Many Conservative MPs are resistant to large-scale building in the countryside, so Mr Osborne will focus on developing “brownfield” sites in urban areas, drawing on the London mayor Boris Johnson’s idea for “housing zones” on such sites.
Mr Johnson has proposed investing public money in cleaning up former industrial areas, in exchange for deals with developers and local authorities to guarantee speedy housebuilding.
Mr Osborne will back the scheme in London with Treasury cash which Mr Johnson will match with money from City Hall. But the chancellor will extend it to other areas of Britain.
He will also set out planning reforms that could give an effective “presumption in favour of development” on brownfield sites.
Although housing starts have picked up in recent months, there will be scepticism about whether these reforms will be any more successful than previous efforts to boost building.
The chancellor is also expected to use his speech to discuss the tools the Bank has to tackle a housing bubble, described by governor Mark Carney last month as “the biggest risk to financial stability”.
Mr Carney will chair a meeting of the Bank’s Financial Policy Committee this month to discuss the question; Mr Osborne has indicated his support for limits to loan-to-income ratios banks offer, to ensure mortgages are affordable.
Housing starts have risen more than a third year-on-year in the first quarter of 2014 according to official figures, but they are still well below pre-credit crunch levels.
Some 108,400 homes were started in England in 2013/14, 26 per cent below the number in 2007/08.
John Forrester, Emea chief executive at property advisers DTZ, said site contamination was a major problem on former industrial land. Sites ranged from former docklands to factories, goods yards, car plants, scrap metal yards, fuel storage depots and even watchmakers’ factories. In these last, radioactive chemicals were used to colour watch dials.
“Sometimes the effect can be so restrictive that it ruins [financial] viability, so any support for sites that can be brought forward sooner would be great,” he said. “A lot of it is very well-positioned and offers great development opportunities. A lot of this land is generally in good places for affordable housing.”
Stuart Robinson, head of planning at consultancy CBRE, said many sites in the Midlands and the North needed decontamination “and that’s where the [housing] market needs the greatest boost”.

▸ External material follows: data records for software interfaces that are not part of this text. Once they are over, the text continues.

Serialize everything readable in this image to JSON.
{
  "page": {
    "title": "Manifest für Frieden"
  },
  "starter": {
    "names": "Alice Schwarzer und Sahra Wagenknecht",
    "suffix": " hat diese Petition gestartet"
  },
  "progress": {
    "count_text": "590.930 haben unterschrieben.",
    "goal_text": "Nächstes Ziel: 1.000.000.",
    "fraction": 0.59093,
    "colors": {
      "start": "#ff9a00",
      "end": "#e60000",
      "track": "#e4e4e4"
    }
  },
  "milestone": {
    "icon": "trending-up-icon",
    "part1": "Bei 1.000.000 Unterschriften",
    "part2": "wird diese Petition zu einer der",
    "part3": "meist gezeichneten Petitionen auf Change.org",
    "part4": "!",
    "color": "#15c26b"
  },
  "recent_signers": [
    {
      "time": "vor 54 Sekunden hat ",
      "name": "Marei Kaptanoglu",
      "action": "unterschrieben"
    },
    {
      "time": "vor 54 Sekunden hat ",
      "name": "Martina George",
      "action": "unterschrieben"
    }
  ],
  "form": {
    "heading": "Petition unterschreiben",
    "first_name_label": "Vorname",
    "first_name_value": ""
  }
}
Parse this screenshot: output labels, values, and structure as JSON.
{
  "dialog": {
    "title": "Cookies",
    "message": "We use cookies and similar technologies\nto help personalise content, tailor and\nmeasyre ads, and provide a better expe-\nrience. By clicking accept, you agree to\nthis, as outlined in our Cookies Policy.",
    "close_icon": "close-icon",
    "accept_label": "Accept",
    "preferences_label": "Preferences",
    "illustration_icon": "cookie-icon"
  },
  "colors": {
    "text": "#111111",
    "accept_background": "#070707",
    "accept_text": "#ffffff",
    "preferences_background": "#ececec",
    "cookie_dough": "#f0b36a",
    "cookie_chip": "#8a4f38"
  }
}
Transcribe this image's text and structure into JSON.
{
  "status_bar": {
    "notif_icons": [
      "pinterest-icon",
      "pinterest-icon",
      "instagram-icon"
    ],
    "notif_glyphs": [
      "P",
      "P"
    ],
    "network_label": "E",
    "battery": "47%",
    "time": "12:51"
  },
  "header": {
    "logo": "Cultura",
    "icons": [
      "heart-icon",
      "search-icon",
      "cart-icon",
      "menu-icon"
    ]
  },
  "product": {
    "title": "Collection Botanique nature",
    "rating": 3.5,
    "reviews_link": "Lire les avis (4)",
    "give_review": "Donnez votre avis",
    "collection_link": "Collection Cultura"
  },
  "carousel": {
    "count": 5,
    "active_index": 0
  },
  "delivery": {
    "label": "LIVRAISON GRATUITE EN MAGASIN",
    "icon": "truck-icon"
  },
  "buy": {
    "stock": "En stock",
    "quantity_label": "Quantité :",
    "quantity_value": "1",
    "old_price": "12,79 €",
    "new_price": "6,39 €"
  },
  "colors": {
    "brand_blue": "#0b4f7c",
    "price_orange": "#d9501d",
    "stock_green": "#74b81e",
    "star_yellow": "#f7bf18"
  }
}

He also mentioned a 30-acre site in southeast London where contaminated soil from docklands was dumped in Victorian times. “They were thinking the city would never grow that far, but now there is a housing estate all around it,” he said. “London still has the residue of old industrial processes that have caused some sites to lie fallow for quite some time.”